|2| Shop the supermarket for souvenirs. Your friends and family don’t want another refrigerator magnet from a place they’ve never been to, I promise. Pick up something TSA-friendly, like cookies, spices, or coffee, and inspire them to want to visit.
|3| Grab a few staples. While you’re at the market, pick up some staples (fruit, bread, cheese, juice) to keep around your Airbnb or hotel for snacks or a light picnic. Just please don’t do what I did, grabbing the smallest packet of butter to top your bread only to find out you’ve just eaten fresh yeast.
|4| Consider the Oslo Pass. You’ll have to do the research and a little math here, but we strategically planned our sights around the days for which we purchased the pass. With the pass, we visited the Viking Ship Museum, National Gallery, Kon-Tiki Museum, Nobel Peace Center, Fram Museum, and the Folk Museum, all while riding public transit for free.
|5| Keep it simple. When we stayed in our Airbnb, we skipped breakfast and instead had a cup of coffee and shared a pastry to tide us over until lunch.
|6| Be a kid. Or at least eat like one. At the Oslo airport, several of the restaurants serve a children’s meal consisting of a ham and cheese baguette, an apple, and a bottle of water for around $7 USD.
|7| Do the math. Converting between dollars and kroner can be a headache, especially when you’re under pressure from a server or salesperson. Keep a conversion app or calculator handy when you’re out and about to quickly tally up your total in your own currency. I use one from XE that updates when online but also stores the most recent rates when there isn’t any internet connection.

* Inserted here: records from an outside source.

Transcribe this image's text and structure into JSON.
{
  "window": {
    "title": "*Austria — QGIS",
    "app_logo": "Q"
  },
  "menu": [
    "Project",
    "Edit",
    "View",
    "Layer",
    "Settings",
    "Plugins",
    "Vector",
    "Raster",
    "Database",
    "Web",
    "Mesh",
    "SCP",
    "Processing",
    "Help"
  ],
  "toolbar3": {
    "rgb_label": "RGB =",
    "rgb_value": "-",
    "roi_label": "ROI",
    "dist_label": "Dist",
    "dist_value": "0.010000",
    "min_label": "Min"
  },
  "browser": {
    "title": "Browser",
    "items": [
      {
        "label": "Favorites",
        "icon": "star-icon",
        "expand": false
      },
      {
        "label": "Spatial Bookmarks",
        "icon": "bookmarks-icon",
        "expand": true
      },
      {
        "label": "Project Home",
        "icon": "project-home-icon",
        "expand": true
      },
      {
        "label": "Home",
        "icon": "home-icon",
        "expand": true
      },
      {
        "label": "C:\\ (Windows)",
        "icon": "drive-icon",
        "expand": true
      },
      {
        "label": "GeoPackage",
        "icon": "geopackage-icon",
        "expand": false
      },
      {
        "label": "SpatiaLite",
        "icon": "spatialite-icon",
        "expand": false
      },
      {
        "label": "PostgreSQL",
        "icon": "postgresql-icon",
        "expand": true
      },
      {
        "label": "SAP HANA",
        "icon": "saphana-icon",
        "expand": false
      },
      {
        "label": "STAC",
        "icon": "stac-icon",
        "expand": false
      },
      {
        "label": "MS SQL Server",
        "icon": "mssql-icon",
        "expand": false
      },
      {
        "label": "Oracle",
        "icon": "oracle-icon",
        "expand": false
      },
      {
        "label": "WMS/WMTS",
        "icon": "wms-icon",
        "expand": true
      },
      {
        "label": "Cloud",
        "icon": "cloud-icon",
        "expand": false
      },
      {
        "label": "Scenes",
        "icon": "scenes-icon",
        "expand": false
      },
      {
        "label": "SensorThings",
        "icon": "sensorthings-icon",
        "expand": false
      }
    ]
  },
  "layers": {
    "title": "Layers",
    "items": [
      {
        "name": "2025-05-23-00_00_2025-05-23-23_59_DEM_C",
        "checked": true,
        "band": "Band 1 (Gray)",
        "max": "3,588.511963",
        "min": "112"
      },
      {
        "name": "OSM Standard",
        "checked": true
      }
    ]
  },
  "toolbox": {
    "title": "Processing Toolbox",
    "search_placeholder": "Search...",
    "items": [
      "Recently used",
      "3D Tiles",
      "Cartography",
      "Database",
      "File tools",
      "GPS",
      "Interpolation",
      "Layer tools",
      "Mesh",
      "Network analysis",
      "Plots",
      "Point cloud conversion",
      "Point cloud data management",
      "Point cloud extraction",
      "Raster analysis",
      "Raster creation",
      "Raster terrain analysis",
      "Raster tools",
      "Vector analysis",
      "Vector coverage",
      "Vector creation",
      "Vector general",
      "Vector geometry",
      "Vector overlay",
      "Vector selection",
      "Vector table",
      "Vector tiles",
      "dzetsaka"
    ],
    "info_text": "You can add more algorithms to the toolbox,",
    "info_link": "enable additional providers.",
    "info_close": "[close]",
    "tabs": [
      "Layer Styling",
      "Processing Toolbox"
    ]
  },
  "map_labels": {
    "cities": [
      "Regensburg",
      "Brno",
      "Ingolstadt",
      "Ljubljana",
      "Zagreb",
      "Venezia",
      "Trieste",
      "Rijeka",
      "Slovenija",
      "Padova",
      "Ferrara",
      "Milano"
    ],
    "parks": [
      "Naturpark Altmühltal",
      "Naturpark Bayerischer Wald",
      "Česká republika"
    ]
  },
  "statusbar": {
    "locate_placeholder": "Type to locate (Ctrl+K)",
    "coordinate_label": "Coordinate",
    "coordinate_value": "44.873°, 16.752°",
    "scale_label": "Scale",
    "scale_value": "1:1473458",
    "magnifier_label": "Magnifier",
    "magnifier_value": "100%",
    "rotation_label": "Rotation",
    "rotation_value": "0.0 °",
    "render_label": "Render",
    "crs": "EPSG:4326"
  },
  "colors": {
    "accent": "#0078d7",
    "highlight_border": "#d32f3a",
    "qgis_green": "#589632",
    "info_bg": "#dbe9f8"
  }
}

|8| Skip the alcohol. A glass of wine or a beer at a restaurant or bar can easily set you back by $15, and outside of those places, you can only purchase wine, beer, or liquor at a Vinmonopolet (yep, your Norwegian is improving – that does mean “wine monopoly”) which have notoriously short opening hours. It’s best to keep alcohol consumption to to help cut costs. When we did have a beer, we nursed it throughout the whole meal; we saw many others doing the same.
|9| Dine somewhere less traditional. Oslo hosts a world of restaurants, and sometimes it’s fun to step outside of your host country’s typical cuisine and dine on something more exotic. Our local town doesn’t have much variety in it’s international fare, and larger cities often have cuisines from all over. These restaurants are less frequented by tourists, which can be a big help to your wallet!
|10| Don’t knock the convenience store. With the exception of Wawa, I tend to stay far away from the food sold at gas stations and convenience stores at home. Not in Norway. The offerings at the 7-Eleven were impressive, and they tend to be open later into the night. When we arrived in Oslo at 10:00 p.m., we asked our Airbnb host for a suggestion of a place to eat since we were starving. It was still light outside, but he just couldn’t think of anywhere. We wandered for awhile, and found that nearly everywhere was closed. The 7-Eleven, however, was bright, clean, and packed full of people.
|bonus tip| don’t worry too much. Norway’s prices are incredibly eye-opening, and probably not amounts you’re used to paying back home. That’s okay. Traveling is oftentimes more expensive than living a day back home, but if you spend your time worrying about money, you won’t be able to enjoy the country you came so far to see. So take time to sit back, relax, and drink in the view (along with your glass of free tap water).
Have you been to Norway? How did you cope with the high prices?